No information is available on the current amounts of transaction balances that are being swept into savings accounts. The Federal Reserve has obtained data from depositories only on the initial amounts swept on the date each program was established. The table, which is updated and made available to the public on an ongoing basis, shows that the initial amounts swept under programs implemented through May 1996 have cumulated to $98 billion. With a marginal reserve requirement of 10 percent on most of these balances, the cumulative reduction of required reserves attributable to the initial amounts swept has been nearly $10 billion.
(1.) The charts for the report are available on request from Publications Services, Mail Stop 127, Board of Governors of the Federal Reserve System, Washington, DC 20551. (2.) Although the statistical agencies in many countries take the number of working days in the quarter into account when seasonally adjusting data, the statistical agencies in Japan, France, and Italy among the G-10 countries do not make working-day adjustments. (3.) Sweep accounts for business customers of banks became widespread in the mid-1970s. They involve sweeps of demand deposits into repurchase agreements or other money market instruments whose minimum sizes are too large to accommodate households.
|Printer friendly Cite/link Email Feedback|
|Title Annotation:||Federal Reserve Board|
|Publication:||Federal Reserve Bulletin|
|Date:||Aug 1, 1996|

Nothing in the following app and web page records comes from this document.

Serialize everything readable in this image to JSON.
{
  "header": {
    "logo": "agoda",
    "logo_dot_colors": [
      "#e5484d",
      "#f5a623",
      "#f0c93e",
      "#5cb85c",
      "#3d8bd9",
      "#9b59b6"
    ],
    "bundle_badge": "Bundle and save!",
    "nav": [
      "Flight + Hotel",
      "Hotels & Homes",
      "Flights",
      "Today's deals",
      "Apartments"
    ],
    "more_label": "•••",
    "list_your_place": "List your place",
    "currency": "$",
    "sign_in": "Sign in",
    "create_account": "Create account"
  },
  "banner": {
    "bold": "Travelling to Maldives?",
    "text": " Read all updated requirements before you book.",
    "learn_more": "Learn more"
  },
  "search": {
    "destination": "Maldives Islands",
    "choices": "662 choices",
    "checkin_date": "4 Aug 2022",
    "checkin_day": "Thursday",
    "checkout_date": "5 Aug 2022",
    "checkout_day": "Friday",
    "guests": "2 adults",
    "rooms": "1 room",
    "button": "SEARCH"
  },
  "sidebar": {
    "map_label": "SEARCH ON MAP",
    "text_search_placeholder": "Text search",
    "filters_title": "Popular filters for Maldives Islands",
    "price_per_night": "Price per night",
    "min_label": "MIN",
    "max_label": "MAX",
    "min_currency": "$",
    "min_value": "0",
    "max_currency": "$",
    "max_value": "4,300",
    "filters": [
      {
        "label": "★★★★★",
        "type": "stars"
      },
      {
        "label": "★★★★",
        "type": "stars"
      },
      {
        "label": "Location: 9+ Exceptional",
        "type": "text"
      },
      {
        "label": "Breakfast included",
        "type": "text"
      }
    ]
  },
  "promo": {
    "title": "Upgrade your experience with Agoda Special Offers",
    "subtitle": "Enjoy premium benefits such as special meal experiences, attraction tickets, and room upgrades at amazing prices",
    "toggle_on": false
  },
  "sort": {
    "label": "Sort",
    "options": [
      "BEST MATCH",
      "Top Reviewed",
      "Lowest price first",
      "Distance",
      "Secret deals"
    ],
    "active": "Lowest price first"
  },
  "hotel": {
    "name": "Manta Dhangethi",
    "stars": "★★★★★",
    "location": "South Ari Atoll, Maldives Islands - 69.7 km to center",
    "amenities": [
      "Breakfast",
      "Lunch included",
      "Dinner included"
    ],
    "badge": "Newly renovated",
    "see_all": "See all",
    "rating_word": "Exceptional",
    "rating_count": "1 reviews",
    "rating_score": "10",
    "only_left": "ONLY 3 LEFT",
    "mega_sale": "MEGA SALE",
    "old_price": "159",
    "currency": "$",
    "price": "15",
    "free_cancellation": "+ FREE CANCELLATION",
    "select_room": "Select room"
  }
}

|Previous Article:||Statement to the Congress.|
|Next Article:||Industrial production and capacity utilization for June 1996.|